The challenge, however, is that sharing these facts and describing the process doesn’t capture the essence of the TEA. This is not an isolated process; instead, the morning is spent with the large group (about 15 participants) examining the theme for the day. In the afternoon, we move to our small groups (each group has five participants and two facilitators). During the small group session, the first hour is spent working on your course then we spend the rest of the afternoon sharing our plans and ideas with each other. It is this process of sharing your plan with your group that I see as the key to the TEA’s success. We stay in the same small groups throughout the workshop. These groups are diverse with respect to discipline and so rather than spending a lot of time debating whether Concept A or Concept B belongs in the course, you can focus more on the big picture. At the same time, you learn how others across campus are approaching their teaching. We learn that while our disciplines vary, the challenges and the exciting parts of teaching are very similar.

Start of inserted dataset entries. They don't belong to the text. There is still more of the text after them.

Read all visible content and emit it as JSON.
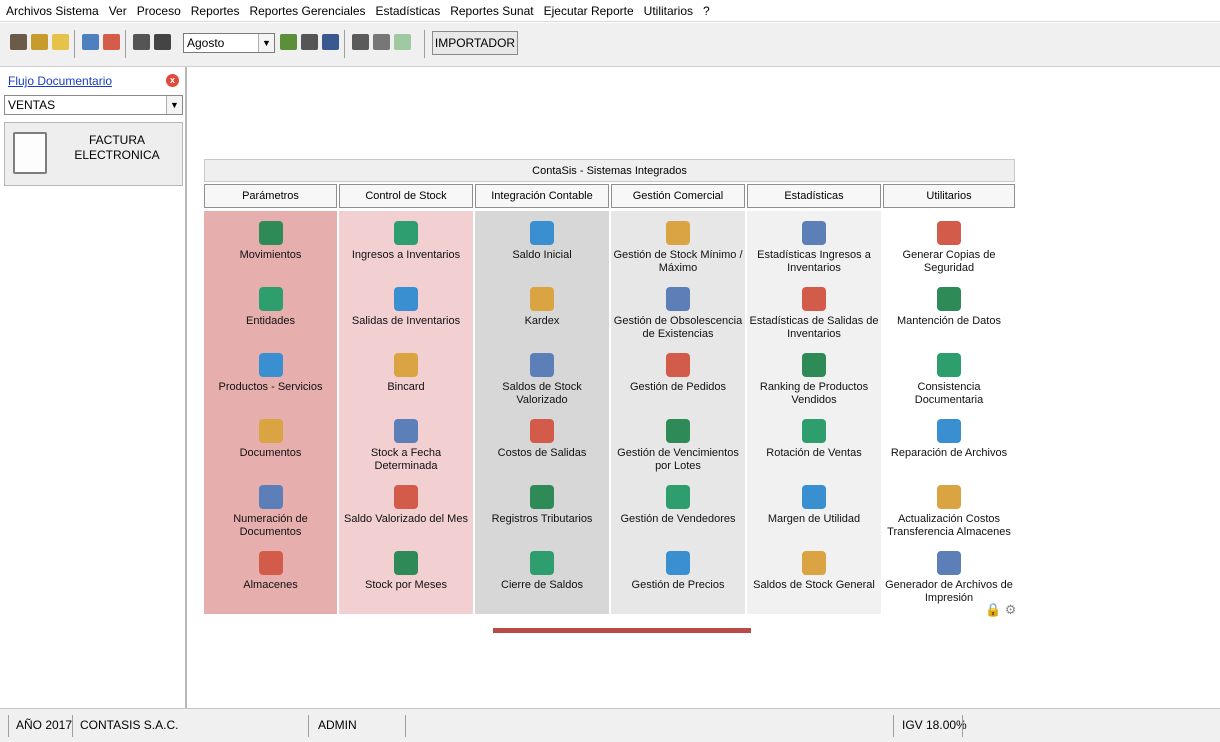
{
  "menu": [
    "Archivos Sistema",
    "Ver",
    "Proceso",
    "Reportes",
    "Reportes Gerenciales",
    "Estadísticas",
    "Reportes Sunat",
    "Ejecutar Reporte",
    "Utilitarios",
    "?"
  ],
  "toolbar": {
    "month": "Agosto",
    "importador": "IMPORTADOR"
  },
  "left": {
    "flujo": "Flujo Documentario",
    "close_glyph": "x",
    "ventas": "VENTAS",
    "factura_l1": "FACTURA",
    "factura_l2": "ELECTRONICA"
  },
  "panel": {
    "title": "ContaSis - Sistemas Integrados",
    "tabs": [
      "Parámetros",
      "Control de Stock",
      "Integración Contable",
      "Gestión Comercial",
      "Estadísticas",
      "Utilitarios"
    ],
    "columns": [
      {
        "bg": "#e7aeae",
        "items": [
          "Movimientos",
          "Entidades",
          "Productos - Servicios",
          "Documentos",
          "Numeración de Documentos",
          "Almacenes"
        ]
      },
      {
        "bg": "#f2cfd0",
        "items": [
          "Ingresos a Inventarios",
          "Salidas de Inventarios",
          "Bincard",
          "Stock a Fecha Determinada",
          "Saldo Valorizado del Mes",
          "Stock por Meses"
        ]
      },
      {
        "bg": "#d7d7d7",
        "items": [
          "Saldo Inicial",
          "Kardex",
          "Saldos de Stock Valorizado",
          "Costos de Salidas",
          "Registros Tributarios",
          "Cierre de Saldos"
        ]
      },
      {
        "bg": "#e7e7e7",
        "items": [
          "Gestión de Stock Mínimo / Máximo",
          "Gestión de Obsolescencia de Existencias",
          "Gestión de Pedidos",
          "Gestión de Vencimientos por Lotes",
          "Gestión de Vendedores",
          "Gestión de Precios"
        ]
      },
      {
        "bg": "#f1f1f1",
        "items": [
          "Estadísticas Ingresos a Inventarios",
          "Estadísticas de Salidas de Inventarios",
          "Ranking de Productos Vendidos",
          "Rotación de Ventas",
          "Margen de Utilidad",
          "Saldos de Stock General"
        ]
      },
      {
        "bg": "#ffffff",
        "items": [
          "Generar Copias de Seguridad",
          "Mantención de Datos",
          "Consistencia Documentaria",
          "Reparación de Archivos",
          "Actualización Costos Transferencia Almacenes",
          "Generador de Archivos de Impresión"
        ]
      }
    ]
  },
  "status": {
    "year": "AÑO 2017",
    "company": "CONTASIS S.A.C.",
    "user": "ADMIN",
    "igv": "IGV 18.00%"
  },
  "colors": {
    "loading": "#b94a48",
    "link": "#1a3cc0"
  }
}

The TEA is intense. How often in our roles at the university do we have four days to focus on anything, let alone a single course? We ask you to evaluate the way you do things, question the content you include, and consider critically, why you assess students the way you do. I do not claim that this is an easy process; past participants often describe the struggles they had as they worked through this process. The scope sometimes expands beyond that single course to your other courses, or more broadly to your own teaching practices and philosophy. But it can be incredibly rewarding, particularly when you teach the revised course for the first time. As a facilitator, I can tell you that I enjoy the TEA immensely. It is such a privilege to spend four days with colleagues who care greatly about their students, their teaching, and their discipline. I hope you will consider joining us next year!
For more information on the TEA, please visit CTE’s web site.